Its a gas...
By Soren Velice
In the face of a summer power crunch, local, state and federal agencies will give BP Cherry Point Refinery a green light to operate 14 gas turbines to generate power.
Governor Gary Locke helped assemble representatives from the Northwest Air Pollution Authority (NWAPA), Washington State Department of Ecology (DOE) and U.S. Environmental Protection Agency to discuss letting BP operate the turbines while permits are pending. They gave the go-ahead to run the turbines for nine to 12 months.
BP says the outfit will comply with all aplicable air quality standards; the agreement does not affect the agencies authority to regulate operation while permits are pending. The agreement means BP can shut off the 26 diesel-powered generators brought in over winter as a temporary measure.
The refinery plans to offset emissions from the turbines by reducing nitrogen dioxide output, reducing vapor pressure of gasoline sold to wholesalers which will reduce carbon monoxide emissions from cars and selling low-sulfur rather than high-sulfur diesel fuel to a local customer.
As part of the agreement, BP said it will also donate $100,000 to low-income energy assistance programs offered by the Opportunity Council, Salvation Army and Project Hope.

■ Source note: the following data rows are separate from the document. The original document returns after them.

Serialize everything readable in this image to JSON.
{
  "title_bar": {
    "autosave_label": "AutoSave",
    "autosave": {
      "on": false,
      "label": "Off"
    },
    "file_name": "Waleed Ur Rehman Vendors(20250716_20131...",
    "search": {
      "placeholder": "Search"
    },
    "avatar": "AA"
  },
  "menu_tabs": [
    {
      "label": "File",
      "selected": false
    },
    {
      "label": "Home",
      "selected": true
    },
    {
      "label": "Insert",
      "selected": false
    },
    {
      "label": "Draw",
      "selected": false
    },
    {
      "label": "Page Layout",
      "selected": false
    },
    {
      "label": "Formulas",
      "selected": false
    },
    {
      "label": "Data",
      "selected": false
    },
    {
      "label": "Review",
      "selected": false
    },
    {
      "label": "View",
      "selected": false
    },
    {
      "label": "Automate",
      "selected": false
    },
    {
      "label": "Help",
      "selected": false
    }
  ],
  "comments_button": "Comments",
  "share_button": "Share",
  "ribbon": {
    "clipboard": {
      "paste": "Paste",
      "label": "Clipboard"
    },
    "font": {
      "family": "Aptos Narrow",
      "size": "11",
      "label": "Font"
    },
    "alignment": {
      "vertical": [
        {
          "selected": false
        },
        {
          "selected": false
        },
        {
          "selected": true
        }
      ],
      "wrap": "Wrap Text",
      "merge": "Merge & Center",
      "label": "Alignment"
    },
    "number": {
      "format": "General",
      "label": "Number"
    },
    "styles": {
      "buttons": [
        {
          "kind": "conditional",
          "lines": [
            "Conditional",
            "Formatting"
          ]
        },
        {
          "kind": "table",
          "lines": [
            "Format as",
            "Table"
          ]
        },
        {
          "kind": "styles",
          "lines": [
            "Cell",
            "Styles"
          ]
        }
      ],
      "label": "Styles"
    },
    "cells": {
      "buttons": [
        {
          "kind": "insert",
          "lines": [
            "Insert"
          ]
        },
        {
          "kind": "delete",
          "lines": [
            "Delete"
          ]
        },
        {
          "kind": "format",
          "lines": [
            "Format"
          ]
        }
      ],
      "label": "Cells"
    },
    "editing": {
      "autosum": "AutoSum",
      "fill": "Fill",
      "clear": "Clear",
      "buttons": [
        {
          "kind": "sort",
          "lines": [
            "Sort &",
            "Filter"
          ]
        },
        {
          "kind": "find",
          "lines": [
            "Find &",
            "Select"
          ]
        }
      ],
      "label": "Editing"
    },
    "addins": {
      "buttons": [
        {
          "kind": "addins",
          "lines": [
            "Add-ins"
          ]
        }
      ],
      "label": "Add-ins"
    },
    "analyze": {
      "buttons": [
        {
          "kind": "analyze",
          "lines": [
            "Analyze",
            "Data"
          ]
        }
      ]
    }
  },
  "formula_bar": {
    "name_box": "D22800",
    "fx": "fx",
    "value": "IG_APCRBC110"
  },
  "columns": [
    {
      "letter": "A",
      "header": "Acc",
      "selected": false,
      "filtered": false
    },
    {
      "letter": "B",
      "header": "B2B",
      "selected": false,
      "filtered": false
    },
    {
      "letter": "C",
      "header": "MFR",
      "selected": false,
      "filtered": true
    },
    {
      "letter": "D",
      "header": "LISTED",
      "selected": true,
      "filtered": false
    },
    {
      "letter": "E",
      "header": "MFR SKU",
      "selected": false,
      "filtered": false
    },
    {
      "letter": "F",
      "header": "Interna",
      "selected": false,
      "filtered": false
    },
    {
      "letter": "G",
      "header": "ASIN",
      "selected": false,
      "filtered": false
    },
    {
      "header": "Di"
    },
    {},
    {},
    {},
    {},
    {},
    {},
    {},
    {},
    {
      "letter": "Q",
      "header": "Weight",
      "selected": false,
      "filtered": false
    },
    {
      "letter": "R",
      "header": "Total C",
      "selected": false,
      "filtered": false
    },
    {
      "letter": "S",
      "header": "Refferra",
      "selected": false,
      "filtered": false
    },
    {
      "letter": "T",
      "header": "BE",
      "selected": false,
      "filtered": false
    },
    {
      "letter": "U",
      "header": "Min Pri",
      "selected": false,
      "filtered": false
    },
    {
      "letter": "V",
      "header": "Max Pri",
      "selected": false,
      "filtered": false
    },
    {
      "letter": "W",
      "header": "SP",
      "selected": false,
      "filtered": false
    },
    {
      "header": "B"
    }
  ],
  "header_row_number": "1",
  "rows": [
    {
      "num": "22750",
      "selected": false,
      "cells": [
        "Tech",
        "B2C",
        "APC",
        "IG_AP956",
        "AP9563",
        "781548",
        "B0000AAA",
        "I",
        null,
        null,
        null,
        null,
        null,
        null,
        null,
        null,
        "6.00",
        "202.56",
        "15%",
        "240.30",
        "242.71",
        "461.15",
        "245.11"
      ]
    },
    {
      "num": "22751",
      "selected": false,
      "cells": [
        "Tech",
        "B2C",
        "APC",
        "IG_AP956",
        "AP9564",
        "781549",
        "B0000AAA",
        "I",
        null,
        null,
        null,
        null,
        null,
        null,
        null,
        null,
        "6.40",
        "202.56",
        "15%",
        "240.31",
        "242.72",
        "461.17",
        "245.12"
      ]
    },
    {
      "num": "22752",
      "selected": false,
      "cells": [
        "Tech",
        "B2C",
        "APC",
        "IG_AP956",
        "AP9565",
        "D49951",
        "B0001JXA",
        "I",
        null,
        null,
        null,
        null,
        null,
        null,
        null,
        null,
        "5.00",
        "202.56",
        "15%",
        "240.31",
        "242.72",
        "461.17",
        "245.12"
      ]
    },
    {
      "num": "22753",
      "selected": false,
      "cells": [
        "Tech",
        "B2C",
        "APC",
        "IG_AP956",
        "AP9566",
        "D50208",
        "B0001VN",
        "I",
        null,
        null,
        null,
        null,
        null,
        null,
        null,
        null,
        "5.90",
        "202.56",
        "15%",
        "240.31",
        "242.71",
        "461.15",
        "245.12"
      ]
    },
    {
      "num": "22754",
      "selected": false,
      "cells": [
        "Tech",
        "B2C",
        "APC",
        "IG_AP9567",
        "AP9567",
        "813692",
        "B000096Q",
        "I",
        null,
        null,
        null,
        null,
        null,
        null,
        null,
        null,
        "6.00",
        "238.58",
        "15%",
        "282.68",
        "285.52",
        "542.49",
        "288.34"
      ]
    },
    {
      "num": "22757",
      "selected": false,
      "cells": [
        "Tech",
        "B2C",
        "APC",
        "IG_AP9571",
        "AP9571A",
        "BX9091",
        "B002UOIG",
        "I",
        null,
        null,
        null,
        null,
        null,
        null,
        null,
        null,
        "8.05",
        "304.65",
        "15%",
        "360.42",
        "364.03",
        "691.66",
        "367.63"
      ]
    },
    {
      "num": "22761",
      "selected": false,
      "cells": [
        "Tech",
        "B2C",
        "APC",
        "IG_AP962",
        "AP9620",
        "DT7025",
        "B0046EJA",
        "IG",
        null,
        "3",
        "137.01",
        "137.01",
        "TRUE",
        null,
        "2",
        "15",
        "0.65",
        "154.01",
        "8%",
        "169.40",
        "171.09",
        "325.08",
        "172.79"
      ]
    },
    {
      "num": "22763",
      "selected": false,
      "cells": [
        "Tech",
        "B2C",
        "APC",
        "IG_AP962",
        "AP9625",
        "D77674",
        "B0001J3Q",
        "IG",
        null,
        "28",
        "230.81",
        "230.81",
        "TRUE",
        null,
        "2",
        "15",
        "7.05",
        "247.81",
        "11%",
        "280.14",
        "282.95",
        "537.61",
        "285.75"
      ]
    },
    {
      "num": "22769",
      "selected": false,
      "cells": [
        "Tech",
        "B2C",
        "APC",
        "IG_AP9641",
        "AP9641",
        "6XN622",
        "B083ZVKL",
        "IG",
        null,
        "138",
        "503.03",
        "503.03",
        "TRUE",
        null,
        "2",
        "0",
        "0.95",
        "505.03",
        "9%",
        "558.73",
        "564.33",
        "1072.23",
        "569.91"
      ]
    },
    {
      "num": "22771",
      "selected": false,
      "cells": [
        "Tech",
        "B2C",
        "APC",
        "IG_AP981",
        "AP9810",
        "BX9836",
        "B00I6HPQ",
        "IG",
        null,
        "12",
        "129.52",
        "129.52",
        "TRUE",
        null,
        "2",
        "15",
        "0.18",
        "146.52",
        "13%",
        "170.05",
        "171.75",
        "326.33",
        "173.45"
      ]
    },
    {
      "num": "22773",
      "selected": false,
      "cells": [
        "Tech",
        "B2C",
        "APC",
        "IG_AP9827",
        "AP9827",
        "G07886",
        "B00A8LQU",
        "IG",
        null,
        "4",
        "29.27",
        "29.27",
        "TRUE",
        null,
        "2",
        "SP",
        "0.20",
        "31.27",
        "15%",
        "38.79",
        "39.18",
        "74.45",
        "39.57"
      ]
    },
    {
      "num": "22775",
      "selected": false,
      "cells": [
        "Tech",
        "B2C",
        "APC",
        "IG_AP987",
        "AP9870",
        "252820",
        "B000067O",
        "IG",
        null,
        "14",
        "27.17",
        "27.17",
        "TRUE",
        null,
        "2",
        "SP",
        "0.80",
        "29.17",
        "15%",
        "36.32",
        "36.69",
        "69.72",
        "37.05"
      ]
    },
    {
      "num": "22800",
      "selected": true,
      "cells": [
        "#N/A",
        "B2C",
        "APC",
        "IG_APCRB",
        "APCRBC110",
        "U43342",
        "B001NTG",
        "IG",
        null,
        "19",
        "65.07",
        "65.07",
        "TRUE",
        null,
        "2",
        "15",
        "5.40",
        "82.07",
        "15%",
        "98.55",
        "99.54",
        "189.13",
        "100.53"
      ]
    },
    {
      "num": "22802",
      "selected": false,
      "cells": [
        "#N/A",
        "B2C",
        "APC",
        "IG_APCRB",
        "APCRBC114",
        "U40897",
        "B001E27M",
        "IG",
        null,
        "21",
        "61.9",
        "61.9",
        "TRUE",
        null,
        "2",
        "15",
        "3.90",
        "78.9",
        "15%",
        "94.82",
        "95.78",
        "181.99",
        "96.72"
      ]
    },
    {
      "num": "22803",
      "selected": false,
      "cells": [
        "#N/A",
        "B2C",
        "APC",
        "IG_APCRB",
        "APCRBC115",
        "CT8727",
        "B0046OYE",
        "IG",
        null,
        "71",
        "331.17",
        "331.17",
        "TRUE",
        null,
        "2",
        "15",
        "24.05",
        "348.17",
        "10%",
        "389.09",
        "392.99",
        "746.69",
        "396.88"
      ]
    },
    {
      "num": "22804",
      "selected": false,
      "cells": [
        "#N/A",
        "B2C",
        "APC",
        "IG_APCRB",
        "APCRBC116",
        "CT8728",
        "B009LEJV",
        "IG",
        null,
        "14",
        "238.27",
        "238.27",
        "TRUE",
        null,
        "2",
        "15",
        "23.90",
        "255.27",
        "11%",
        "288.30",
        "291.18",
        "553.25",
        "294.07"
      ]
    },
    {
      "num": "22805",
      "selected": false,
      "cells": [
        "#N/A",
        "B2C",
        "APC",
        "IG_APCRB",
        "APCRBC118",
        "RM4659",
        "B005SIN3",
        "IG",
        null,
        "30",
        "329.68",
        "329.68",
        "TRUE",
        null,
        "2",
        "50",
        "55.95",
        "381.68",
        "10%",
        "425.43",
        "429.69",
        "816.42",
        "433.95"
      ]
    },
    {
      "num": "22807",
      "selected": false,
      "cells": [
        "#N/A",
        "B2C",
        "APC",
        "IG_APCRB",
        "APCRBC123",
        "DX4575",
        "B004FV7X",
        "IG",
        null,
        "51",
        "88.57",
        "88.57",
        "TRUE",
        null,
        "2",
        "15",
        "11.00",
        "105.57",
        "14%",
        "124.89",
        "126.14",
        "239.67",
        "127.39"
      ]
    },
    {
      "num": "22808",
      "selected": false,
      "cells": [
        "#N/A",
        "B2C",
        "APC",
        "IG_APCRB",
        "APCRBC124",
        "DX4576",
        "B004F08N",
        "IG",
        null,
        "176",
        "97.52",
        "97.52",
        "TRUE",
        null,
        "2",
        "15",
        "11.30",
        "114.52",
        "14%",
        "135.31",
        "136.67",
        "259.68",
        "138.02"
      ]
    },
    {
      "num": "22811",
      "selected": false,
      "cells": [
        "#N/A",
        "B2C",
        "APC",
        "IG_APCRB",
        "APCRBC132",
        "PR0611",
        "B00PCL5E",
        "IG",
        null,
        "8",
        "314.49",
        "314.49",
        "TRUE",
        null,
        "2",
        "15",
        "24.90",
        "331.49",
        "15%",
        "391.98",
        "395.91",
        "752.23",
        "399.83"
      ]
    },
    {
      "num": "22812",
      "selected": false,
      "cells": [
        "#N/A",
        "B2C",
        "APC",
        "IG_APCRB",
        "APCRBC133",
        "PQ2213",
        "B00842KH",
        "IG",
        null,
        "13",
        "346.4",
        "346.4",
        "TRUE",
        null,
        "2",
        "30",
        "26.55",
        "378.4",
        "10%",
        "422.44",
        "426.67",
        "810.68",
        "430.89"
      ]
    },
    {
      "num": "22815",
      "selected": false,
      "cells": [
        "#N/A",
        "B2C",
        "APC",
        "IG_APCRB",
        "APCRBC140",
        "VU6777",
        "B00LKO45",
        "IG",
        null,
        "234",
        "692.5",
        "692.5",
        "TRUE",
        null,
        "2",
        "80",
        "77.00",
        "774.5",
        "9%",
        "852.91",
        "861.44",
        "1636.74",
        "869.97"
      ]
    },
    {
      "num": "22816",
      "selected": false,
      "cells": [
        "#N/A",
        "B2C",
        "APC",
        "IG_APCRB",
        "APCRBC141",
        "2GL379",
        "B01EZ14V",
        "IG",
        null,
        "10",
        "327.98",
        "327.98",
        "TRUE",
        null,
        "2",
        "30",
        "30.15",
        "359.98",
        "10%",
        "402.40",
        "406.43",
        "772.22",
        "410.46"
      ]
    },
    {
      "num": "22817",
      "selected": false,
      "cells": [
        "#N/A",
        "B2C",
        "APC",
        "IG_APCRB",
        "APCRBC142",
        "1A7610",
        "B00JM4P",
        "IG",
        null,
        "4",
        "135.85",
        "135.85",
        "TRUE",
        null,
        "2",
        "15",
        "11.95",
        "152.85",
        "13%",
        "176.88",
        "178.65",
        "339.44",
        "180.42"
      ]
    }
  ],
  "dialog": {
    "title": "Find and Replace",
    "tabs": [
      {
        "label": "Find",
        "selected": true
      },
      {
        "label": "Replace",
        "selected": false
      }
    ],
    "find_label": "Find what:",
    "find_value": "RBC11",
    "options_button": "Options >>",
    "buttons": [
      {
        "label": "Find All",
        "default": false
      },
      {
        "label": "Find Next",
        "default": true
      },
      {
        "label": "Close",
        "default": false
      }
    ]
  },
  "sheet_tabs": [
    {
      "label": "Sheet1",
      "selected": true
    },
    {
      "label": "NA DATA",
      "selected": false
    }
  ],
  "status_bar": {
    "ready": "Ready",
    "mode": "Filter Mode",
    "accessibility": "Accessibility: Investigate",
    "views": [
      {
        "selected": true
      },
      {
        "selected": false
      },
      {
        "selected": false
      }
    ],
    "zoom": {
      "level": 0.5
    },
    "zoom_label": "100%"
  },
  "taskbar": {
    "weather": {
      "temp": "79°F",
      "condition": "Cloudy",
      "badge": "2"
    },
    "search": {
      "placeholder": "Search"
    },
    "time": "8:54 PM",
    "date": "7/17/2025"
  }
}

BP benefits itself by saving energy costs and keeping people employed.
This agreement assures that the 875 people who work at the BP refinery will have jobs when the electricity crunch really hits this summer, business unit leader Rick Porter said.